:: Component data from apps and pages ::
# # # # # # #
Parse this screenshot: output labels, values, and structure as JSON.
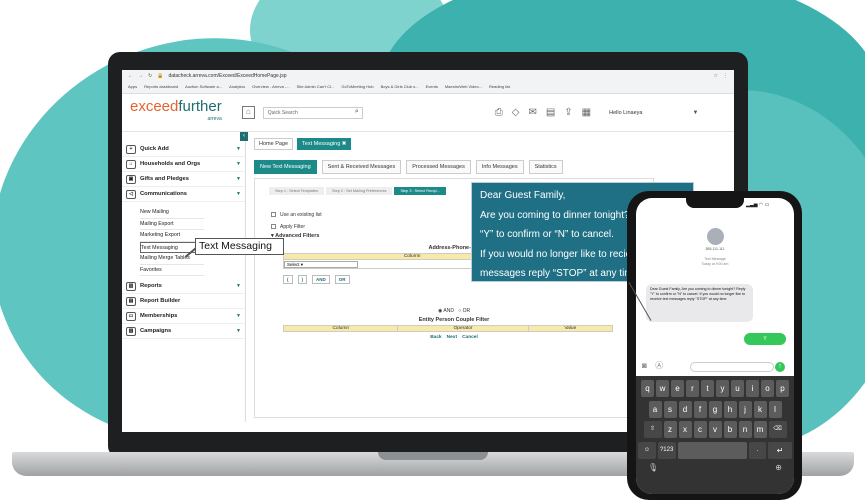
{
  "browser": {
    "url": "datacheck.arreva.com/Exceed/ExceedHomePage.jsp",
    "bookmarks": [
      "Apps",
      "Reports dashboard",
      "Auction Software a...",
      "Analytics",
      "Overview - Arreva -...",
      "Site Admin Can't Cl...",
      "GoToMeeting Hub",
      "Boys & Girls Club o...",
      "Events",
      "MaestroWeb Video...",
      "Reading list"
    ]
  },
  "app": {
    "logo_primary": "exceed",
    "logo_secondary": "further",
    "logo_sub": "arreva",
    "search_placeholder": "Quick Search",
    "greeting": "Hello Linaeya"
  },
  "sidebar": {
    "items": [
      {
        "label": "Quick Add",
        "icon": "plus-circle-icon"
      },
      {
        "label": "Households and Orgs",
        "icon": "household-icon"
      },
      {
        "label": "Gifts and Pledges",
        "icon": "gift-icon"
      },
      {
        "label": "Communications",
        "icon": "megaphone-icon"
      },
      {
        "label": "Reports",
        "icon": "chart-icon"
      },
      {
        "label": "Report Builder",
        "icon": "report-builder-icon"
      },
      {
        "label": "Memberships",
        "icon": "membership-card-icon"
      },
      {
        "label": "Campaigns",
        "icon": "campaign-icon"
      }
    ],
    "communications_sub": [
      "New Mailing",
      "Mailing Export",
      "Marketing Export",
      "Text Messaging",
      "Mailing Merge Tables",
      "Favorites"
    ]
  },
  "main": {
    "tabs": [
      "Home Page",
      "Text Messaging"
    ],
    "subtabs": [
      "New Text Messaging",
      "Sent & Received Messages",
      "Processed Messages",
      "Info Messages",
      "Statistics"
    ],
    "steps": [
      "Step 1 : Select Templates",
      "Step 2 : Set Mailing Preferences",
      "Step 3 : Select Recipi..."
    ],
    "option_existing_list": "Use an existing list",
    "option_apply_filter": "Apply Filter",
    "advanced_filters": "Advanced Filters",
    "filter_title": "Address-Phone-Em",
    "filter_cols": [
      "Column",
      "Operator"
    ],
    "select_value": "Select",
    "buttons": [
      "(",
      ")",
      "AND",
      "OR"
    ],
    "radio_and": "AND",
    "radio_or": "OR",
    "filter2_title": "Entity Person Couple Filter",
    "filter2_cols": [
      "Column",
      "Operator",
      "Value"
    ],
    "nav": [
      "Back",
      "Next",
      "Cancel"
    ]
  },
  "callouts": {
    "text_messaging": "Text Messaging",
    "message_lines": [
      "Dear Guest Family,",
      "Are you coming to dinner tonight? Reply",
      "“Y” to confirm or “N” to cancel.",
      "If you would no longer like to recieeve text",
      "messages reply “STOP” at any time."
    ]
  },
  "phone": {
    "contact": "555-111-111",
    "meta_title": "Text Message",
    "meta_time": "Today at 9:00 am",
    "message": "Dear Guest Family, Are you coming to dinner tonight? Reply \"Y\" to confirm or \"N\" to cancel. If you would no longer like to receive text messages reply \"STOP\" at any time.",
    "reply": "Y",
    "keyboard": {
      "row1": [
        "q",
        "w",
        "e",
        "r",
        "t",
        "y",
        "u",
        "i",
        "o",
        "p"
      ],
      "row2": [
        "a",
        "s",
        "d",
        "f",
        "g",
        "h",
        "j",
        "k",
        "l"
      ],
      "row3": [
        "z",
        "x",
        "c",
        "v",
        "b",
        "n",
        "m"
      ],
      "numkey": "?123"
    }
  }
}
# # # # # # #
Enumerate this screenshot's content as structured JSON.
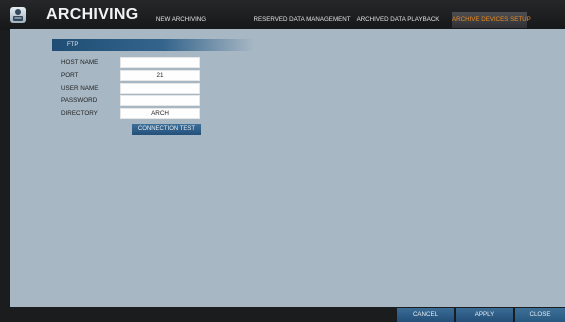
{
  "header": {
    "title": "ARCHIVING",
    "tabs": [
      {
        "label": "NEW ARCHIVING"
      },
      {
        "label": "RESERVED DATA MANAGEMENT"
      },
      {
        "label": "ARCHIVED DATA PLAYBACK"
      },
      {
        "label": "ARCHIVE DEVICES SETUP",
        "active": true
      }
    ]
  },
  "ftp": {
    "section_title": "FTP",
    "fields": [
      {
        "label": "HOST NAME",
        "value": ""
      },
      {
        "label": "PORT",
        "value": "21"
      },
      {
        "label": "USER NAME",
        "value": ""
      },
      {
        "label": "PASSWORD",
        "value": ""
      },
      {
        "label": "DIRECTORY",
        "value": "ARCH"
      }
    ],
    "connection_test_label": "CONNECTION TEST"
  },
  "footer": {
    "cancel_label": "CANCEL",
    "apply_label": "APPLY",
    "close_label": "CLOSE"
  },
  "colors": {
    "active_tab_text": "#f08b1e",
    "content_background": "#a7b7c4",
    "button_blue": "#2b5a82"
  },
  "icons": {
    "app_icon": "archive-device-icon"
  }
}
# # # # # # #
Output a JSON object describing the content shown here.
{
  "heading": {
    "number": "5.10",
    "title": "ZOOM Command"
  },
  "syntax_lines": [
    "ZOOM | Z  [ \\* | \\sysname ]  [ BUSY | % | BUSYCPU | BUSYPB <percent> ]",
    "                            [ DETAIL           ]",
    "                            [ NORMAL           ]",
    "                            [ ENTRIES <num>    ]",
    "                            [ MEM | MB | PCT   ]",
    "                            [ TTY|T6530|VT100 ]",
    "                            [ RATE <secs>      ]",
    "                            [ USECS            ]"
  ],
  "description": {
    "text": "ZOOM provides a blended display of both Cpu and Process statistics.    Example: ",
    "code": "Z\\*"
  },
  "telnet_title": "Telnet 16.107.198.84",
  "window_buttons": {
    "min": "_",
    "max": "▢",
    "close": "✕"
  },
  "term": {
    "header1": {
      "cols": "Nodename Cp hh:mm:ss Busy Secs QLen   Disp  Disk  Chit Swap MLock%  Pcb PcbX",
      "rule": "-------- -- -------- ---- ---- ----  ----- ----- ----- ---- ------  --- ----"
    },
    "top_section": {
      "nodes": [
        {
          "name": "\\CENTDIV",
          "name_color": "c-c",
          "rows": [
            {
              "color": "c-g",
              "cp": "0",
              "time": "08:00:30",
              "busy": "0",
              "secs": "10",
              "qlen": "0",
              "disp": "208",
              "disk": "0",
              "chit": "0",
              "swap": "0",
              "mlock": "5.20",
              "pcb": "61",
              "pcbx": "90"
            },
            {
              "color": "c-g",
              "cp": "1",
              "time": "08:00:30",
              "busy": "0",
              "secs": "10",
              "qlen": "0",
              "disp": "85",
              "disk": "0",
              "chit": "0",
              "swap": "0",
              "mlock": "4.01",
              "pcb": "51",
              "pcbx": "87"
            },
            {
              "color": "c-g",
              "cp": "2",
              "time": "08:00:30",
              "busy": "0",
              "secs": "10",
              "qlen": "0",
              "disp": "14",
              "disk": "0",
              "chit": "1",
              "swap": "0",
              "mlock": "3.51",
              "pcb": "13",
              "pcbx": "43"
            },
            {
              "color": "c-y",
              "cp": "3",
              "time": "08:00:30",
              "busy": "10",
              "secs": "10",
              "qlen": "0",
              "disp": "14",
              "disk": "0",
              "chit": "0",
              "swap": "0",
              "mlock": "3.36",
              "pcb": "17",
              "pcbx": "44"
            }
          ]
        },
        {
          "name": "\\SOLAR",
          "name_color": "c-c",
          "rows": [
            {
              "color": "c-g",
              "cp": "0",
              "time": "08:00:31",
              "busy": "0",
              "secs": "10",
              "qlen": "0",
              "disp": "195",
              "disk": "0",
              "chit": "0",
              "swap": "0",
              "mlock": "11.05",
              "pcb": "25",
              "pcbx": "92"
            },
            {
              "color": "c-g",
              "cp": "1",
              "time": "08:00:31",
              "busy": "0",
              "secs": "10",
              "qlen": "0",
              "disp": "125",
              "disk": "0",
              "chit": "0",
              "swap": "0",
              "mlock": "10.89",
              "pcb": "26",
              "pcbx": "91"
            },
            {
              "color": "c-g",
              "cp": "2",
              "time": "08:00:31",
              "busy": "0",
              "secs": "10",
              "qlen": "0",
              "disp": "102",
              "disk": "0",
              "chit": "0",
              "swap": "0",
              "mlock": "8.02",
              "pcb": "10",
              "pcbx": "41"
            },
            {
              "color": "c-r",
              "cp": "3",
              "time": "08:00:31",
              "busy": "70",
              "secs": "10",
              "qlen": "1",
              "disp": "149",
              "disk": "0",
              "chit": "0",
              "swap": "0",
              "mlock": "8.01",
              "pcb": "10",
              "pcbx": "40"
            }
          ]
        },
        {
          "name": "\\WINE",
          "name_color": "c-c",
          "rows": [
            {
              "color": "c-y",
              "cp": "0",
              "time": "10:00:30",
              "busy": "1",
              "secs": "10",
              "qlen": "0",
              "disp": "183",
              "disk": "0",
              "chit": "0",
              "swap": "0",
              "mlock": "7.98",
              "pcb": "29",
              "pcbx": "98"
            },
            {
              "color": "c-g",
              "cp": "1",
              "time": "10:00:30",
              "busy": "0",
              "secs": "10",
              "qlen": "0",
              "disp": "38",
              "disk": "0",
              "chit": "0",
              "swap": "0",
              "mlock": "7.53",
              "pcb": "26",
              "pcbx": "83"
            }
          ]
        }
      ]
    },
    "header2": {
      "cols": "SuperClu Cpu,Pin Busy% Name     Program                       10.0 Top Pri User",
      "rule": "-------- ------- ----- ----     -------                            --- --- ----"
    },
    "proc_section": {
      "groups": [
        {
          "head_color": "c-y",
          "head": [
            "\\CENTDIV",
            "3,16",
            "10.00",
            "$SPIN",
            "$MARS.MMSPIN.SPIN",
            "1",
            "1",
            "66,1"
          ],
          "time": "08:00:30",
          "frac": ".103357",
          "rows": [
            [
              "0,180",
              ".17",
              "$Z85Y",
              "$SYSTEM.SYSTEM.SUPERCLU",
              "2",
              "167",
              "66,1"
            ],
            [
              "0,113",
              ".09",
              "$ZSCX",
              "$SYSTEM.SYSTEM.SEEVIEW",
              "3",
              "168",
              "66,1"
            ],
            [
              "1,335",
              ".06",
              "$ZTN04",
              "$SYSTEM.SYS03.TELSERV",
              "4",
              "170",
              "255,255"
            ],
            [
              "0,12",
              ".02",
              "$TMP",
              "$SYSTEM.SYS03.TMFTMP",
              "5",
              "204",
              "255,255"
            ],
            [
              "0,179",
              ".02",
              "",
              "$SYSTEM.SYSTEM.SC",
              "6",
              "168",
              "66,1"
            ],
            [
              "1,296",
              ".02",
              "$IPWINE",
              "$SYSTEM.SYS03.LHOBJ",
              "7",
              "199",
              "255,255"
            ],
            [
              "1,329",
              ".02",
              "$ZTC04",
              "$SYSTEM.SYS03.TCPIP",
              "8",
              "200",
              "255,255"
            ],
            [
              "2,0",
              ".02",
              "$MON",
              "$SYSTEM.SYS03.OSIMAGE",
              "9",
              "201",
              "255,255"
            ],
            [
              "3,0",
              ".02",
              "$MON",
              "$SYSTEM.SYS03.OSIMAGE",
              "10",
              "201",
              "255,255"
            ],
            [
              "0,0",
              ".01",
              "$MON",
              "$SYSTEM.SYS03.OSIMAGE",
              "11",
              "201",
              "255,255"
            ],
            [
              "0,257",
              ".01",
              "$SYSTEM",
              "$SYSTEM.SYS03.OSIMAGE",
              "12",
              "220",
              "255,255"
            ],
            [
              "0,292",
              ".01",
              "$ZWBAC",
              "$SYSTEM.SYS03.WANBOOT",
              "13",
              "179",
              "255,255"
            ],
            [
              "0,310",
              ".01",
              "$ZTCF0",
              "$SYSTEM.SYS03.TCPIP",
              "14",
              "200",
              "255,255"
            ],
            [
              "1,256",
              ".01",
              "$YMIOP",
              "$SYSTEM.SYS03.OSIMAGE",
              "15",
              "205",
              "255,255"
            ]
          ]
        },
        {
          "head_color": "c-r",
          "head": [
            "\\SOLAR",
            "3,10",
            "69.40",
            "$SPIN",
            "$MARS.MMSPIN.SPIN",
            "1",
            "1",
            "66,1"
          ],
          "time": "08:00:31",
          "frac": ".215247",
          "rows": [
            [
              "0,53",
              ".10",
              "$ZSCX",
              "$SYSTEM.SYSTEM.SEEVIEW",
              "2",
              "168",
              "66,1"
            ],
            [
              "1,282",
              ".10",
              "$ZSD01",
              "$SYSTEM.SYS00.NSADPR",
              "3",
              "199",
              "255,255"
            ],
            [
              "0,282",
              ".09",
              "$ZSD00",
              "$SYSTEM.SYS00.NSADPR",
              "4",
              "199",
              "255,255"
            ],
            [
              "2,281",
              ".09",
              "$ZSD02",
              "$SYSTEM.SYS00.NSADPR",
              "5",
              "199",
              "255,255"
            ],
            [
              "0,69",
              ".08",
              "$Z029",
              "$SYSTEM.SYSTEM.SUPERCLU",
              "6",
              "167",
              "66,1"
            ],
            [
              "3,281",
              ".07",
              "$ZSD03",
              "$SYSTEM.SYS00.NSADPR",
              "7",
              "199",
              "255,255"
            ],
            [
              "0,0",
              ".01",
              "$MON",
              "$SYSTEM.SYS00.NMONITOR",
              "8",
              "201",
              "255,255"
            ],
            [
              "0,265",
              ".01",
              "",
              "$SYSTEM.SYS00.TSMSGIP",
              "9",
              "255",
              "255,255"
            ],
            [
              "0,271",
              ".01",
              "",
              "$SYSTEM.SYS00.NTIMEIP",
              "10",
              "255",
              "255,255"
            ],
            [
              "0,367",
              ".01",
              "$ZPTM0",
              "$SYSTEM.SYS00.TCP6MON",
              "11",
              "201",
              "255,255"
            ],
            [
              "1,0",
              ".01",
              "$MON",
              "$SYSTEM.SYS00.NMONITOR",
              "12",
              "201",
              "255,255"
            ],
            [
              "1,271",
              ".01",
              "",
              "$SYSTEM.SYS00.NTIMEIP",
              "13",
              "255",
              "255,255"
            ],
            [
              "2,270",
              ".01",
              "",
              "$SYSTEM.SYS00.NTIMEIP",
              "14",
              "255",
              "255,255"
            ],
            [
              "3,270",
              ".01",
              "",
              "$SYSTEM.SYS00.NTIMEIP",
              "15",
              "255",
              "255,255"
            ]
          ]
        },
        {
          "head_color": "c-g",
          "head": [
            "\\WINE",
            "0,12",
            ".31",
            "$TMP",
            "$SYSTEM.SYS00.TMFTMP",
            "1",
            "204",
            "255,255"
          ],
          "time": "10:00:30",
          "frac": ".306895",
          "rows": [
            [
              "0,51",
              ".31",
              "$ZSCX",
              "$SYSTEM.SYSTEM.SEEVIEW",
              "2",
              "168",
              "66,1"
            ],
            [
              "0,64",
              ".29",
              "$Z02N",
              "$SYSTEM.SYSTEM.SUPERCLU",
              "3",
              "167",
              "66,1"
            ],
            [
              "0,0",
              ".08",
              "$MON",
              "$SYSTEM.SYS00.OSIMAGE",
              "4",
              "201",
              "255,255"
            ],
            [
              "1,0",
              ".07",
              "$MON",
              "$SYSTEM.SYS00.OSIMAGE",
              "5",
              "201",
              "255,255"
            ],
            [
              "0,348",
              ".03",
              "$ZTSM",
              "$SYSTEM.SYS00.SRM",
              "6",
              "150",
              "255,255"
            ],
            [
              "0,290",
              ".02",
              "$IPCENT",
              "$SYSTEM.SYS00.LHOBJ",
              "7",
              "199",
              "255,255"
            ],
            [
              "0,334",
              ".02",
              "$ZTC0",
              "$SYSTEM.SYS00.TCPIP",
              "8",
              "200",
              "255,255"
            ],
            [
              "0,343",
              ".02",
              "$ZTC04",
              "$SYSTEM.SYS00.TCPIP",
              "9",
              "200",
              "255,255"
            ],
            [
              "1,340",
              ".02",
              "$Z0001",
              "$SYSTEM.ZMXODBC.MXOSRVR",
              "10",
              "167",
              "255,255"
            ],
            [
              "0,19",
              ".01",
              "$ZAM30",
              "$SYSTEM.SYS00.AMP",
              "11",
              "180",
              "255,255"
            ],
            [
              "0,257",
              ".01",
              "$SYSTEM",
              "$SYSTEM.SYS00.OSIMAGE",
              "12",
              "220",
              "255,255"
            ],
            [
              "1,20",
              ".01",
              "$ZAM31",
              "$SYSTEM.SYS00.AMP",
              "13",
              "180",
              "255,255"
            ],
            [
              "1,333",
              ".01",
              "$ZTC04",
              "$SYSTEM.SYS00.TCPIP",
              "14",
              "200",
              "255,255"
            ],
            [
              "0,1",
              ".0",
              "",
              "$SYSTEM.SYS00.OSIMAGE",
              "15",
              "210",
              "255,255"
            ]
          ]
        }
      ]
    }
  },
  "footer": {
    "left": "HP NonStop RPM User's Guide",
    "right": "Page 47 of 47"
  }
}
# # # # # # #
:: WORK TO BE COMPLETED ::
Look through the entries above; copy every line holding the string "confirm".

:: TASK ANSWER ::
      "“Y” to confirm or “N” to cancel.",
    "message": "Dear Guest Family, Are you coming to dinner tonight? Reply \"Y\" to confirm or \"N\" to cancel. If you would no longer like to receive text messages reply \"STOP\" at any time.",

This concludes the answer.